▶ **AIM OF THE EXERCISE**:
With the string "airplane" as the filter, copy each matching line from the records.

____________________

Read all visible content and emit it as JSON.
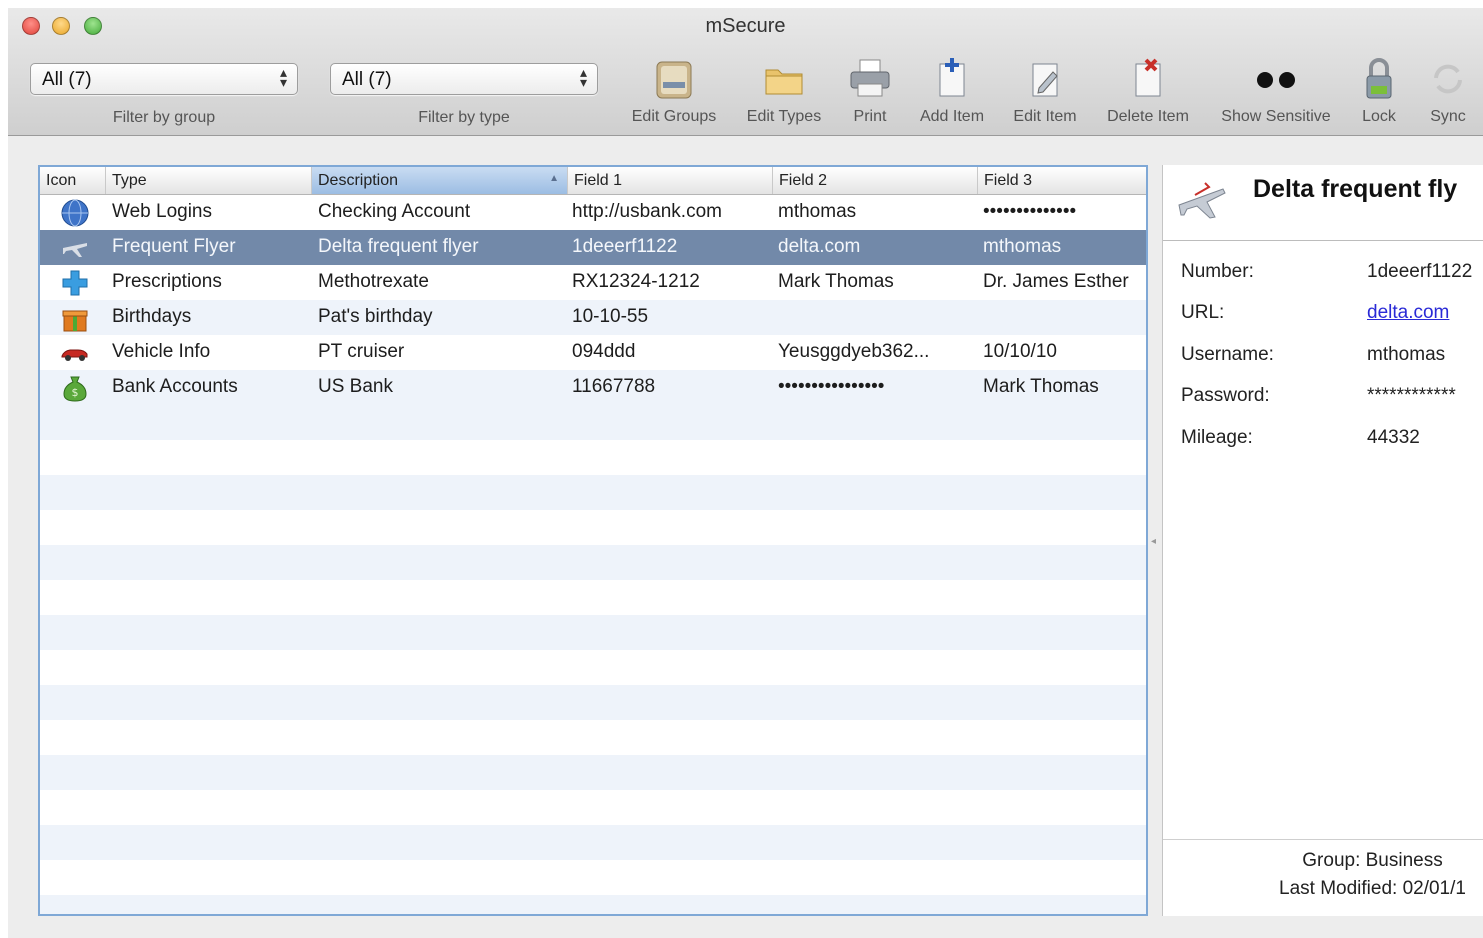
{
  "window": {
    "title": "mSecure"
  },
  "toolbar": {
    "group_filter": {
      "value": "All (7)",
      "label": "Filter by group"
    },
    "type_filter": {
      "value": "All (7)",
      "label": "Filter by type"
    },
    "buttons": [
      {
        "label": "Edit Groups",
        "icon": "folder-card-icon"
      },
      {
        "label": "Edit Types",
        "icon": "folder-icon"
      },
      {
        "label": "Print",
        "icon": "printer-icon"
      },
      {
        "label": "Add Item",
        "icon": "add-document-icon"
      },
      {
        "label": "Edit Item",
        "icon": "edit-document-icon"
      },
      {
        "label": "Delete Item",
        "icon": "delete-document-icon"
      },
      {
        "label": "Show Sensitive",
        "icon": "dots-icon"
      },
      {
        "label": "Lock",
        "icon": "lock-icon"
      },
      {
        "label": "Sync",
        "icon": "sync-icon"
      }
    ]
  },
  "table": {
    "columns": [
      "Icon",
      "Type",
      "Description",
      "Field 1",
      "Field 2",
      "Field 3"
    ],
    "sorted_column": "Description",
    "rows": [
      {
        "icon": "globe-icon",
        "type": "Web Logins",
        "description": "Checking Account",
        "field1": "http://usbank.com",
        "field2": "mthomas",
        "field3": "••••••••••••••",
        "selected": false
      },
      {
        "icon": "airplane-icon",
        "type": "Frequent Flyer",
        "description": "Delta frequent flyer",
        "field1": "1deeerf1122",
        "field2": "delta.com",
        "field3": "mthomas",
        "selected": true
      },
      {
        "icon": "medical-icon",
        "type": "Prescriptions",
        "description": "Methotrexate",
        "field1": "RX12324-1212",
        "field2": "Mark Thomas",
        "field3": "Dr. James Esther",
        "selected": false
      },
      {
        "icon": "gift-icon",
        "type": "Birthdays",
        "description": "Pat's birthday",
        "field1": "10-10-55",
        "field2": "",
        "field3": "",
        "selected": false
      },
      {
        "icon": "car-icon",
        "type": "Vehicle Info",
        "description": "PT cruiser",
        "field1": "094ddd",
        "field2": "Yeusggdyeb362...",
        "field3": "10/10/10",
        "selected": false
      },
      {
        "icon": "money-bag-icon",
        "type": "Bank Accounts",
        "description": "US Bank",
        "field1": "11667788",
        "field2": "••••••••••••••••",
        "field3": "Mark Thomas",
        "selected": false
      }
    ]
  },
  "detail": {
    "title": "Delta frequent fly",
    "icon": "airplane-icon",
    "fields": [
      {
        "label": "Number:",
        "value": "1deeerf1122",
        "link": false
      },
      {
        "label": "URL:",
        "value": "delta.com",
        "link": true
      },
      {
        "label": "Username:",
        "value": "mthomas",
        "link": false
      },
      {
        "label": "Password:",
        "value": "************",
        "link": false
      },
      {
        "label": "Mileage:",
        "value": "44332",
        "link": false
      }
    ],
    "group": "Group: Business",
    "last_modified": "Last Modified: 02/01/1"
  },
  "colors": {
    "selection": "#7289a9",
    "table_border": "#7fa8d6",
    "link": "#2a2ad6",
    "stripe": "#eef3fa"
  }
}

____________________

▶ **REPLY**:
        "icon": "airplane-icon",
    "icon": "airplane-icon",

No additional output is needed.